2021 has been a fantastic year for YA. Later this week, our full list of favorites will be released, but first, we want to take the time to honor some debuts. Releasing your first novel into the world is terrifying, and especially so in such uncertain times. These authors deserve all the love for their bravery and amazing work! The TYF team has come together to create a list of the best 5 debuts of 2021.
It’s true that authors become better with time, but it’s also true that debuts are often an author’s most inventive, outside-the-box work. It’s when all the ideas are flowing and their creativity is uninhibited. Each book on this list is truly something unique.
5. Down Comes the Night by Allison Shaft
From the setting (an isolated and crumbling hall) to the characters (two sworn enemies who need each other survive) and the tension both inside the hall and out, this was an enormous debut. Eerie, thrilling, and intense, this book has ensured I will read everything Allison Saft writes. — Brianna Robinson
Combining dark academia and thriller elements in a masterfully written novel, Faridah Àbíké-Íyímídé draws readers into Ace of Spades from the very first page. In a brilliantly gripping debut, Àbíké-Íyímídé portrays the insidiousness of anti-Blackness, especially in predominantly white spaces.
Chiamaka Adebayo is at the top of her social class—Head Prefect of Niveus Private Academy for three years in a row, part of the popular crowd, Ivy League bound. Classmate Devon Richards is a scholarship student just trying to make it to graduation so he can pursue his musical dreams at Julliard. But their paths collide when both students are announced as senior prefects. Soon after, the two find themselves targets of an omniscient, anonymous figure named Aces—a figure determined to expose their secrets to the entire school. And as Aces’ behavior becomes increasingly alarming, Chiamaka and Devon must team up to stop them before it’s too late. . . — Sabrien Abdelrahman
Amelia Unabridged by Ashley Schumacher is a devastatingly beautiful examination of grief, hope, and friendship. A gorgeous debut, Schumacher does not hold back her punches emotionally but also takes care to make sure her readers get reprieve from the heaviness of the story, providing the comfort of a library where magical whales fly through the shelves. Amelia Unabridged is an honest and impactful glance into the complexity of tragedy and what follows. — Gisselle Lopez
Come follow Victoria as she goes vampire hunting in New Orleans on a quest for immortality to save her dying father in Vampires, Hearts, and Other Dead Things, Margie Fuston’s debut novel. Fuston seamlessly blends the paranormal and contemporary genre with her skillful writing of magical realism.
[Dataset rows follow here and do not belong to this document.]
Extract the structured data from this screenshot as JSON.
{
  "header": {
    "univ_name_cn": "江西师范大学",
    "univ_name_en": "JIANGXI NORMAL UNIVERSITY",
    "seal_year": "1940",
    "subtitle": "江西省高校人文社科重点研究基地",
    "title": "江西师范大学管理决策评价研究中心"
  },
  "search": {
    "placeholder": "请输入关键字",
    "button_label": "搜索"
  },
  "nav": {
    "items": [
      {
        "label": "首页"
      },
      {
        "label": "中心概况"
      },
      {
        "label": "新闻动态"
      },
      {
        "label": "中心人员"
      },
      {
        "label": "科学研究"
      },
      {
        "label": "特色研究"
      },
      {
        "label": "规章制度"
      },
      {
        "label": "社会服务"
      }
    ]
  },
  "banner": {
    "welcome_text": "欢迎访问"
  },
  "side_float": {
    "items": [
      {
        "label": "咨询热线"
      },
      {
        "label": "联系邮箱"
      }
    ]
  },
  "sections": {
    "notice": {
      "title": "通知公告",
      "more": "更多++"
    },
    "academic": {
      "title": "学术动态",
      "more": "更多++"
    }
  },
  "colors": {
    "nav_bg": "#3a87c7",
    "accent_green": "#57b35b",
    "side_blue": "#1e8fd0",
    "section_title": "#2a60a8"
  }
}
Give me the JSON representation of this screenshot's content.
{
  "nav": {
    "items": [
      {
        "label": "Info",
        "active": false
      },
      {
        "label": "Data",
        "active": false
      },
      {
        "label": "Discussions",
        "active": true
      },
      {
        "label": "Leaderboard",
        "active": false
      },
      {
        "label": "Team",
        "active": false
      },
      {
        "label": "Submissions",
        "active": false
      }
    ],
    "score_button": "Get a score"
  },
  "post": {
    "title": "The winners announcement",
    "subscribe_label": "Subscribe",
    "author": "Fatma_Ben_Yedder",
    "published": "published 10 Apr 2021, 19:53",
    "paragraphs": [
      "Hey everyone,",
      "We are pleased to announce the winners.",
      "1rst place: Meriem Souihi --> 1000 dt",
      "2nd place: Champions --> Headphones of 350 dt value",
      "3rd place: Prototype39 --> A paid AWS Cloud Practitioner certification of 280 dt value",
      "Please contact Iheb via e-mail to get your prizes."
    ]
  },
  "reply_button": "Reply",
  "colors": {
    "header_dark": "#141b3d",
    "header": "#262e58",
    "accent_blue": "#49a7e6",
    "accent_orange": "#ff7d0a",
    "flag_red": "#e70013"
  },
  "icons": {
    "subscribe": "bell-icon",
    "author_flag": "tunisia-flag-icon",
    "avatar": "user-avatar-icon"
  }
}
A reason why this story stood out to me is that the main character Victoria is unlikeable. She is selfish and manipulative, as people can often become when jaded by the grief of losing a loved one. Her struggle is real and raw, and yes often ugly. But, it was refreshing to see an author care more about sharing a powerful story about finding hope even amidst terrible grief than creating a generic self-insert character for us to imagine ourselves making out with vampires. — Meagan Stanley
1. Sing Me Forgotten by Jessica Olsen
Retellings are a dime a dozen these days, so it’s rare to find one that’s truly reinventing the original. This YA genderbends The Phantom of the Opera and turns it into a fantasy. Isda is unique—when people sing, she can manipulate their memories. In this world, people like her are banned, sentenced to death as soon as they’re born. She was rescued and now lives below the Opera house, where she is not allowed contact with any human being besides her father figure. This debut has everything: stunning prose, the sweetest soft boy, an adorable romance, and a terrifying twist villain. I fell in love with this book and it has not let me go ever since. — Abby Petree